Over the past four years, we’ve been keeping track of the global top 500 unicorn startups with a valuation of $1 billion or more. Predictably, the United States accounts for more than half the valuation of all the global unicorns combined with a valuation of $1.194 trillion.
The U.K. is in fifth place at a total valuation of $91 billion. At the time, there was only one black-owned unicorn startup. Now, one London-based digital insurance startup has joined the highly coveted U.K.’s unicorn club.
Today, London-based InsurTech startup Marshmallow announced it has raised $85 million in Series B funding at a $1.25 billion valuation, making it the second Black-owned startup in Britain to reach “unicorn” status. The round was backed by existing investors Passion Capital, South Africa’s Investec Bank, and French reinsurer SCOR.
Marshmallow, which is authorized by the U.K.’s Financial Conduct Authority, said it plans to use the funding proceeds to expand into foreign markets and develop a variety of insurance solutions other than motor insurance. With more than 100,000 customers now signed up, Marshmallow plans to launch other products and expand throughout Europe.
Founded in 2017 by mixed-race identical twins Oliver and Alexander Kent-Braham, Marshmallow is an insurtech startup that leverages machine learning to offer bespoke insurance solutions to its customers. It underwrites its own insurance. It also tailors policies for customers as a key advantage over incumbents in the industry like Admiral and Axa.
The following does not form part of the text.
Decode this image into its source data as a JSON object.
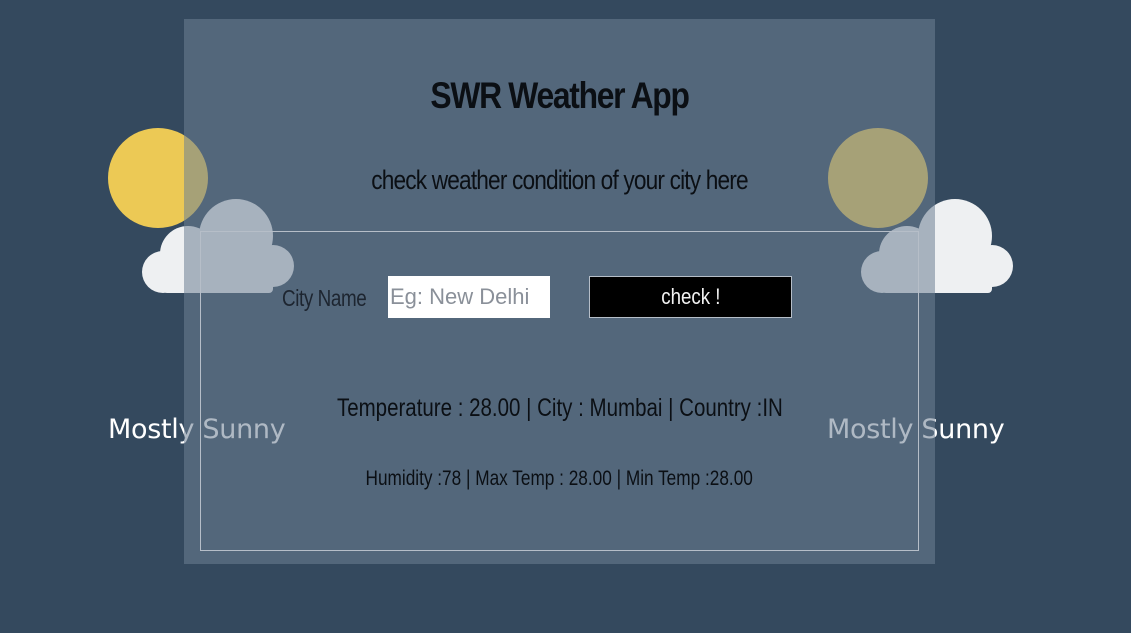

Being one of the only EU-based insurtechs to own their own insurance company – they have total control of the entire value chain, from sign-up and pricing through to claims affording them the unrivaled ability to deliver an exceptional customer experience. Operating in an archaic industry worth trillions of dollars, Marshmallow started out by doing car insurance in the UK but will offer multiple insurance products in multiple geographies – all driven by technology.
“We try to use more data than our competitors to underwrite people and then to digitize everything,” Kent-Braham told CNBC. “We need to hire about half what our competitors need to hire to support customers. We believe we’re really well-placed to take market share.”